All cases of non-small cell lung cancer diagnosed in Ontario in the period 2004-2006 who underwent surgical resection (n = 3354) were identified using the Ontario Cancer Registry in this population-based retrospective cohort study. We linked electronic records of treatment to the registry to identify all cases treated with ACT (n = 1032) and describe drugs, regimens, and dosages delivered. As a proxy measure of ACT-related toxicity, we evaluated deaths and hospitalizations within 16 weeks of starting ACT. Factors associated with dose modification were evaluated by logistic regression. The Cox proportional hazards model was used to describe associations between patient-, disease-, and treatment-related factors and survival.
ACT regimens were identified for 584 of 1032 ACT cases. Almost all cases included cisplatin- or carboplatin-based regimens (478/584, 82%, and 99/584, 17%, respectively). The most common regimen was a vinroelbine/cisplatin doublet (412/584, 71%); 64% of these cases had a dose reduction or omission. Dose modification was not associated with inferior survival on multivariate analysis. Twelve percent of all ACT cases were admitted to hospital within 16 weeks of starting ACT, and there was a 1.6% death rate potentially attributable to ACT. Survival of all ACT cases was comparable with outcomes reported in clinical trials.
ACT regimens used, toxicity, and survival outcomes in the general population are comparable with those reported in clinical trials. Dose modifications used in clinical practice are not associated with inferior survival.
Early reports of the 2009 A/H1N1 influenza pandemic (pH1N1) indicated that a disproportionate burden of illness fell on First Nations reserve communities. In addition, the impact of the pandemic on different communities may have been influenced by differing provincial policies. We compared hospitalization rates for pneumonia and influenza (P&I) attributable to pH1N1 influenza between residents of First Nations reserve communities and the general population in three Canadian provinces.
Hospital admissions were geocoded using administrative claims data from three Canadian provincial data centres to identify residents of First Nations communities. Hospitalizations for P&I during both waves of pH1N1 were compared to the same time periods for the four previous years to establish pH1N1-attributable rates.

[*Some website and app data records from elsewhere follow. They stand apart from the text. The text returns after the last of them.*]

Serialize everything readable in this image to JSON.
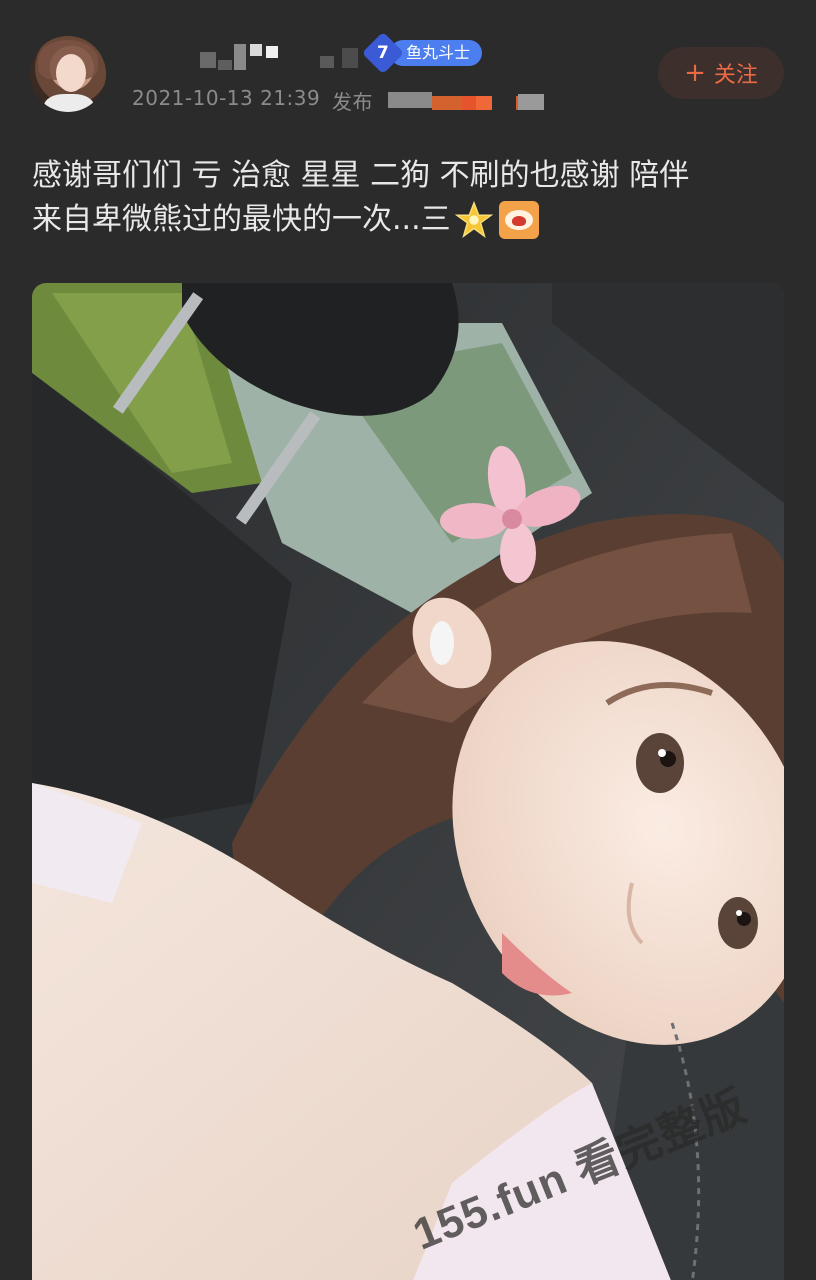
{
  "user": {
    "level": "7",
    "level_title": "鱼丸斗士",
    "post_date": "2021-10-13 21:39",
    "post_action": "发布"
  },
  "actions": {
    "follow_label": "关注",
    "follow_icon": "plus-icon"
  },
  "post": {
    "text_line_1": "感谢哥们们 亏 治愈 星星 二狗 不刷的也感谢 陪伴",
    "text_line_2": "来自卑微熊过的最快的一次...三",
    "emojis": [
      "star-emoji",
      "shocked-face-emoji"
    ]
  },
  "photo": {
    "watermark": "155.fun 看完整版"
  },
  "colors": {
    "background": "#2b2b2b",
    "accent": "#ea6a46",
    "badge_blue": "#4c7ef0",
    "meta_gray": "#8b8b8b"
  }
}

Residents of First Nations communities were more likely than other residents to have a pH1N1-attributable P&I hospitalization (rate ratio [RR] 2.8-9.1). Hospitalization rates for P&I were also elevated during the baseline period (RR 1.5-2.1) compared to the general population. There was an average increase of 45% over the baseline in P&I admissions for First Nations in all 3 provinces. In contrast, admissions overall increased by approximately 10% or less in British Columbia and Manitoba and by 33% in Ontario. Subgroup analysis showed no additional risk for remote or isolated First Nations compared to other First Nations communities in Ontario or Manitoba, with similar rates noted in Manitoba and a reduction in P&I admissions during the pandemic period in remote and isolated First Nations communities in Ontario.
We found an increased risk for pH1N1-related hospital admissions for First Nations communities in all 3 provinces. Interprovincial differences may be partly explained by differences in age structure and socioeconomic status. We were unable to confirm the assumption that remote communities were at higher risk for pH1N1-associated hospitalizations. The aggressive approach to influenza control in remote and isolated First Nations communities in Ontario may have played a role in limiting the impact of pH1N1 on residents of those communities.

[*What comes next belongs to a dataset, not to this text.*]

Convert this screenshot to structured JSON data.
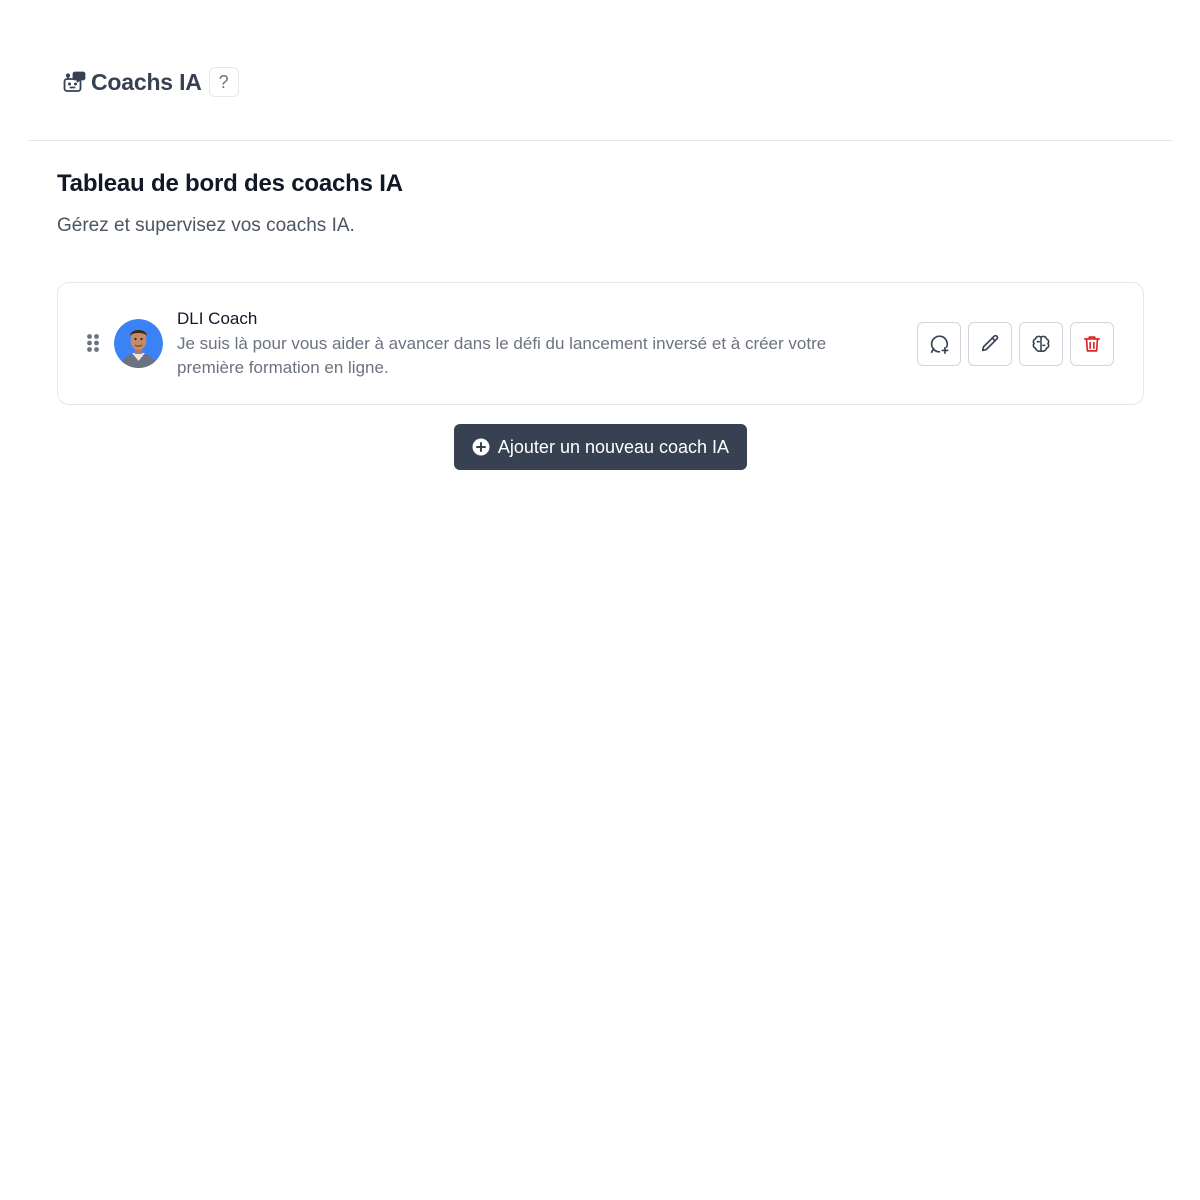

Cites: PLoS One. 2012;7(6):e3943722761796
Cites: Am J Public Health. 2012 Aug;102(8):e51-822698024